Obsessive-compulsive disorder (OCD) is a term that is frequently used, rarely understood, and often missed in diagnosis.
In most cases, when we refer to somebody who is obsessive-compulsive, we are referring to habits and mannerisms that are finicky or detail-oriented or one who has difficulty with responsibility, generally a “Type A” personality. This is not a disease. This is a part of a person’s profile and only becomes a problem in the extreme, when it interferes with daily functioning.
The true diagnosis of “obsessive-compulsive disorder,” on the other hand, is entirely different.
Experts estimate that between 1-3% of the population has obsessive-compulsive disorder, but most people do not seek treatment because of the embarrassment they feel.
Individuals with OCD are often embarrassed by irrational obsessions (thoughts) or compulsions (behaviors) such as the following:
- Repetitively washing their hands
- Compulsively checking the door over and over again to see if it is locked
- Persistent fear that they forgot to turn off the stove
- Picking at one’s skin or pulling at one’s own hair
- Fears of being contaminated by touching certain object or other people
- Constantly counting and recounting
- Obsessively organizing
Understandably, these are not desirable behaviors — but in people with OCD, attempting to resist them they can cause enormous amount of stress.
Fortunately, today we have a number of treatments that can be highly effective for OCD. If a person with obsessive-compulsive disorder is properly diagnosed and treated, he or she can lead a normal lifestyle.

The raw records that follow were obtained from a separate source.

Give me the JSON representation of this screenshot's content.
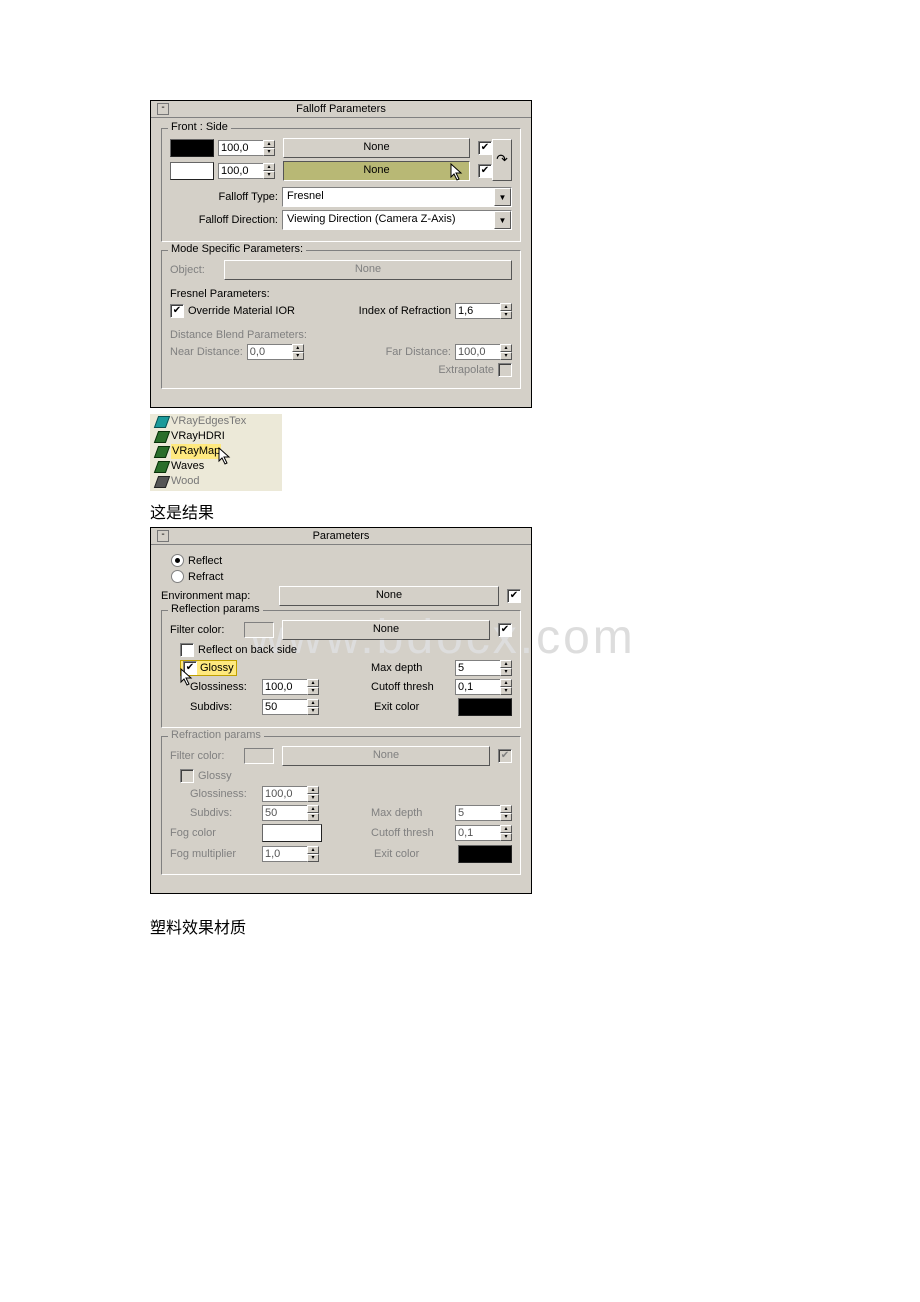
{
  "watermark": "www.bdocx.com",
  "falloff": {
    "title": "Falloff Parameters",
    "front_side": "Front : Side",
    "slot1": {
      "value": "100,0",
      "map": "None",
      "enabled": true
    },
    "slot2": {
      "value": "100,0",
      "map": "None",
      "enabled": true
    },
    "falloff_type_label": "Falloff Type:",
    "falloff_type_value": "Fresnel",
    "falloff_dir_label": "Falloff Direction:",
    "falloff_dir_value": "Viewing Direction (Camera Z-Axis)",
    "mode_specific": "Mode Specific Parameters:",
    "object_label": "Object:",
    "object_value": "None",
    "fresnel_params": "Fresnel Parameters:",
    "override_ior": "Override Material IOR",
    "ior_label": "Index of Refraction",
    "ior_value": "1,6",
    "dist_blend": "Distance Blend Parameters:",
    "near_label": "Near Distance:",
    "near_value": "0,0",
    "far_label": "Far Distance:",
    "far_value": "100,0",
    "extrapolate": "Extrapolate"
  },
  "browser": {
    "items": [
      "VRayEdgesTex",
      "VRayHDRI",
      "VRayMap",
      "Waves",
      "Wood"
    ]
  },
  "caption1": "这是结果",
  "caption2": "塑料效果材质",
  "vraymap": {
    "title": "Parameters",
    "reflect": "Reflect",
    "refract": "Refract",
    "env_map_label": "Environment map:",
    "env_map_value": "None",
    "refl_group": "Reflection params",
    "filter_color": "Filter color:",
    "filter_map": "None",
    "reflect_back": "Reflect on back side",
    "glossy": "Glossy",
    "glossiness_label": "Glossiness:",
    "glossiness_value": "100,0",
    "subdivs_label": "Subdivs:",
    "subdivs_value": "50",
    "max_depth_label": "Max depth",
    "max_depth_value": "5",
    "cutoff_label": "Cutoff thresh",
    "cutoff_value": "0,1",
    "exit_color": "Exit color",
    "refr_group": "Refraction params",
    "r_filter_map": "None",
    "r_glossy": "Glossy",
    "r_glossiness_value": "100,0",
    "r_subdivs_value": "50",
    "r_max_depth_value": "5",
    "r_cutoff_value": "0,1",
    "fog_color": "Fog color",
    "fog_mult": "Fog multiplier",
    "fog_mult_value": "1,0"
  }
}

At Sierra Tucson, patients sometimes come in with a diagnosis of obsessive-compulsive disorder. More often, it is detected during our comprehensive evaluation. Once identified, the problem becomes part of the patient’s treatment plan.
OCD treatment consists of cognitive therapy and/or medication therapy, along with the other treatment modalities used at Sierra Tucson.